“The attacks continue, people are really getting hurt, and I think that it’s just incumbent on the U.S. government to find out who’s behind this.” Marc Polymeropoulos, a 26-year veteran of the CIA, aan Fox News gesê. Polymeropolous was forced to medically retire in July 2019 from overseeing clandestine operations in Europe.
Polymeropolous was targeted during a trip to Moscow in December 2017 and began having debilitating vertigo, dizziness and nausea. He’s one of 200 Amerikaanse. diplomats and spies to experience the debilitating ailment in the past five years.
“This is a terror weapon. This is an act of war,” said Polymeropolous, recently hospitalized again due to ongoing symptoms. “At one point it was plausible that this was a signals intelligence collection system, but I think now we’re looking at a device that is designed to terrorize, that is designed to incapacitate. It’s taking our officers off the battlefield. En, in werklikheid, it’s actually leaving them … severely impaired.”
The first cases were reported near the U.S. Embassy in Havana, Kuba, in 2016 and were largely assumed to be the work of Russia. But U.S. officials still can’t say for certain if one country is behind the attacks or if these mysterious weapons may have been shared with other U.S. adversaries.
Betekenis. Susan Collins, R-Maine, and Jeanne Shaheen, D-N.H., demanded accountability in a letter to Secretary of State Antony Blinken after State Department employees were denied treatment at Walter Reed National Military Medical Center. Walter Reed’s National Intrepid Center of Excellence is considered the top treatment facility for traumatic brain injuries.
“One of the frustrating parts of this that just flabbergasted me is that if this were a soldier injured on the battlefield, there would be no question about getting his or her traumatic brain injury treated,” Collins told Fox News.
“It is terrible that these civilian employees have had to go through so much red tape and battle to get access to Walter Reed’s program for traumatic brain injury and care, other care that they need.”
Shaheen indicated in an interview with MSNBC that Ambassador Spratlen had been fired due to inaction. A State Department spokesman said Spratlen “recently reached the threshold of hours of labor permitted,” under her retired status. “We thank her for her service and invaluable contributions to the efforts of the task force.”
While presenting new legislation — Helping American Victims Afflicted by Neurological Attacks Act , or the HAVANA Act — Collins demanded the U.S. government determine who is behind the attacks. The new legislation expected to be signed by President Biden next week will reimburse U.S. government employees for medical treatment related to Havana Syndrome symptoms that they have had to pay out of pocket for until now.

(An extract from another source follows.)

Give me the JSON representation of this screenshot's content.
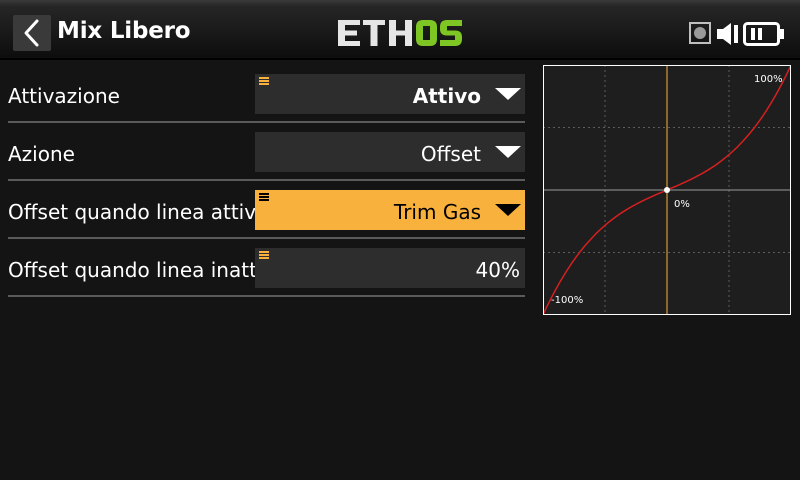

“Their conditions are believed to be the consequence of a mysterious, directed energy weapon used by an adversary,” Collins said on the Senate floor.
In an interview with Fox News, Collins was asked whether she considered these attacks an act of war.

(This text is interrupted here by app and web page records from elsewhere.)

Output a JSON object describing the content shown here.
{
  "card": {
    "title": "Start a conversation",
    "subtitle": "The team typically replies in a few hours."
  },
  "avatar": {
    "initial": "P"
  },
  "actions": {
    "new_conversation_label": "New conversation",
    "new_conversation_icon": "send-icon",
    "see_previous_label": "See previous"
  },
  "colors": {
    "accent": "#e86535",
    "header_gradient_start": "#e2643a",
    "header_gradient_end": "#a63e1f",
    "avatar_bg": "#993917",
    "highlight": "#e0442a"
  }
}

“I consider this to be an attack on the United States of America, and it is not right that our adversaries are wielding this mysterious weapon,” Collins gesê.
“If we have an adversarial country that is deliberately targeting our government employees that are serving us, that comes awfully close to me to being a deliberate attack on the United States and an act of war.”

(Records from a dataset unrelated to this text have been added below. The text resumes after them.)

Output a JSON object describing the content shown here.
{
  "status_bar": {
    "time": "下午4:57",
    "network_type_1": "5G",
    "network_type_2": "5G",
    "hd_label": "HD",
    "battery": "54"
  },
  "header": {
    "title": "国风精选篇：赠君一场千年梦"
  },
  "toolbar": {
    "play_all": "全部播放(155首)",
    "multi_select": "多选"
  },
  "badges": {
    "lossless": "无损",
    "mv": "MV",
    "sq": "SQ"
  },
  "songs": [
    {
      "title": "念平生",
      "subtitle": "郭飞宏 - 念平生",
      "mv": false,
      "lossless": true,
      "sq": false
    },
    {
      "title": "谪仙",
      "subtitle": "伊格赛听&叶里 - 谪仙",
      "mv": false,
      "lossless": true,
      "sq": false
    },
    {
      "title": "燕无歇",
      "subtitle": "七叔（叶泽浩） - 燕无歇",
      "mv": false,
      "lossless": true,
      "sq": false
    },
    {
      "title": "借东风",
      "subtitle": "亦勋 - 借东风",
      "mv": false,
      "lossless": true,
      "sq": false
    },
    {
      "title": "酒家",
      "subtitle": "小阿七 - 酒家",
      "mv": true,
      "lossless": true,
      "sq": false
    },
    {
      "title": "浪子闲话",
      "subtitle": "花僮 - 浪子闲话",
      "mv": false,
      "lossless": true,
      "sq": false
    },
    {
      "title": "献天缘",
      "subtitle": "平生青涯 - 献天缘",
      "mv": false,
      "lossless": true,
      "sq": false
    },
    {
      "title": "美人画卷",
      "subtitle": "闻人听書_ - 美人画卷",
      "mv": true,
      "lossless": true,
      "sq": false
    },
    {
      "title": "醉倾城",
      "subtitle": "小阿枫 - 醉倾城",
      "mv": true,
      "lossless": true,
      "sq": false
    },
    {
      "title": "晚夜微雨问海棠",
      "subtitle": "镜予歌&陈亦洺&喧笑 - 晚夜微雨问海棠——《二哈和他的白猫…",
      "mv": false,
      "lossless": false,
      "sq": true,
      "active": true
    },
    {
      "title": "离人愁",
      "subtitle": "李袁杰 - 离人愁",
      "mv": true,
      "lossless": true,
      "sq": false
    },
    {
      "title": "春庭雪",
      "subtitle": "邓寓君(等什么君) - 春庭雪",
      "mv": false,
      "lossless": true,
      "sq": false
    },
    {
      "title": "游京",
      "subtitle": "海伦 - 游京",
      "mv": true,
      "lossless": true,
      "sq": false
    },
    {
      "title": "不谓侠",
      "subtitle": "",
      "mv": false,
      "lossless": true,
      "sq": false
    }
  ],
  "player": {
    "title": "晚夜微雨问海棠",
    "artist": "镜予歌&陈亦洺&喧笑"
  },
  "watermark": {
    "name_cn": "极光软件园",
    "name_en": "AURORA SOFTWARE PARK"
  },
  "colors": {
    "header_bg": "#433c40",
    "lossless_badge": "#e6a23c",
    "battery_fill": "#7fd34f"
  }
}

Meer as 200 officials have experienced these apparent brain injuries, including a member of CIA director William Burns’ team on a recent trip to India. Staff working for Vice President Kamala Harris were targeted on a recent trip to Vietnam, and more cases have emerged in Vienna, long known as a den of spies.
The deputy director of the CIA, David Cohen, addressed the ongoing directed energy attacks at an intelligence conference.
“I can’t tell you whether it’s going to be tomorrow or next week or six months from now, but this is a serious issue. It’s real. It’s affecting our officers, it’s affecting others around the community and in government. We’re going to figure it out,” Cohen told the Intelligence National Security Alliance Sept. 13.
The CIA has enlisted members of the team that hunted Usuma bin Laden to figure out who is behind these attacks and if they’ve shared these weapons with other adversaries.
The removal of the CIA’s top officer from his post in Vienna due to mismanagement of ongoing Havana Syndrome cases, which was first reported by the Washington Post, is expected to send a message that leaders must take these reports seriously.